WHAT IS Designated Roth Account
Designated Roth account is a separate account in a 401k, 403b or governmental 457b plan that holds designated Roth contributions. Designated Roth contributions are elective deferrals that the participant elects to include in gross income.
BREAKING DOWN Designated Roth Account
Designated Roth account matching contributions can be made by employers, just as to 401k or 403b accounts. Investors can make contributions both to a pretax, traditional retirement account and a designated Roth account during the same tax year, but the total contributions are subject to an annual contribution limit. Employers may offer employees an opportunity to make after-tax salary deferral contributions to a separate designated Roth account in the employer’s 401k, 403b or governmental 457b retirement plan. Unlike pre-tax elective deferrals, the amount employees contribute to a designated Roth account is includible in gross income. However, distributions from the account are generally tax free, including previously untaxed earnings in the account.
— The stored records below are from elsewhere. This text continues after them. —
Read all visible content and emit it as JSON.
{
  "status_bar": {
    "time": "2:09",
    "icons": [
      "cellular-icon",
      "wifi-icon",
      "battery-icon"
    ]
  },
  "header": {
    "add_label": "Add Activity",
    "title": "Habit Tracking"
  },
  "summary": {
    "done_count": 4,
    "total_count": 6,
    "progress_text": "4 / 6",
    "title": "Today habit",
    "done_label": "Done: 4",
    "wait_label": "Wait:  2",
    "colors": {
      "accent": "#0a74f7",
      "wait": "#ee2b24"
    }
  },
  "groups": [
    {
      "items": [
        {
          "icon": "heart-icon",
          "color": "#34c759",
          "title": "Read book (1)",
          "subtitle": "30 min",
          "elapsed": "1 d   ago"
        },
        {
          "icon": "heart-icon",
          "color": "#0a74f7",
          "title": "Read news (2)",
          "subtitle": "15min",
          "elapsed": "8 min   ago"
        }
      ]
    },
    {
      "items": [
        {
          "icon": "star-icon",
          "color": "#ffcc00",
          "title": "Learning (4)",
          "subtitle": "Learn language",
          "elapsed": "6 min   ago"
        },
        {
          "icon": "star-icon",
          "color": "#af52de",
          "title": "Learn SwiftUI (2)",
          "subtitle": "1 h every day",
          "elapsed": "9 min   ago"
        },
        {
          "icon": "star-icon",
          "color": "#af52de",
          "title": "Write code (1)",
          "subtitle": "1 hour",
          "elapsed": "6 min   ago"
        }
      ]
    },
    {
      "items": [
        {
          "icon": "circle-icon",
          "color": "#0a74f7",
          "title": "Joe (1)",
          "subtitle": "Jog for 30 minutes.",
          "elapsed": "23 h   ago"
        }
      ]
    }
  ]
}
Benefits of designated Roth accounts
Qualified distributions from a designated Roth account are excludable from gross income. Generally, a distribution qualifies for income exclusion when it occurs more than five years after the initial contribution to the account and when the participant is age 59½ or older, dies or becomes disabled. A 401k, 403b or governmental 457b plan may permit employees to designate some or all of their plan elective deferrals as after tax Roth contributions. SARSEP and SIMPLE IRA plans may not offer designated Roth accounts. Once a participant contributes to a designated Roth account, the participant cannot later change the contributions to pre-tax deferrals, so no recharacterizations are allowed. Participants may be able to roll over an eligible rollover distribution to a designated Roth account from another account in the same plan. Compared to a Roth IRA, designated Roth accounts offer larger annual contribution limits than Roth IRAs, are not subject to the modified gross income limitations that restrict some individuals from contributing to Roth IRAs and allow participants to keep their Roth and pretax savings within a single plan.
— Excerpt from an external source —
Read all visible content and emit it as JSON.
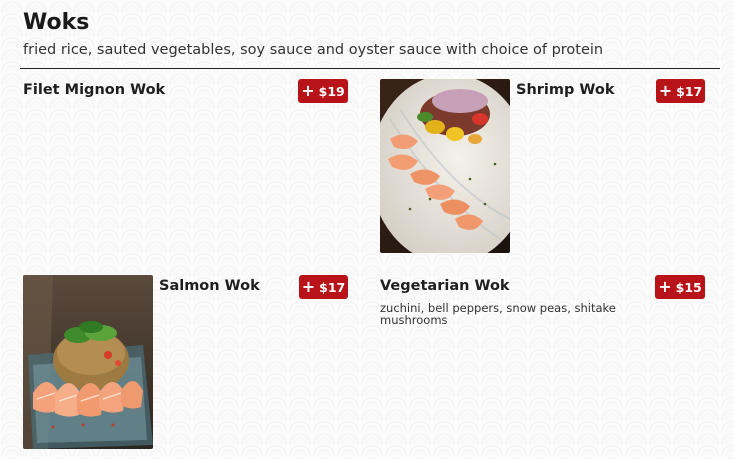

Only employee elective deferrals may be contributed to a designated Roth account. Matching contributions and profit sharing contributions may not be made directly to the designated Roth account. An employer may use designated Roth deferrals in calculating a matching contribution, but the match amount must be contributed to another account within the plan.
Tax treatment of designated Roth contributions
Designated Roth contributions are treated the same as pretax elective deferrals for many purposes, including: the annual contribution limits; nonforfeitability and distribution restrictions and nondiscrimination testing; required minimum distributions; as well as calculation of the plan’s deduction limits.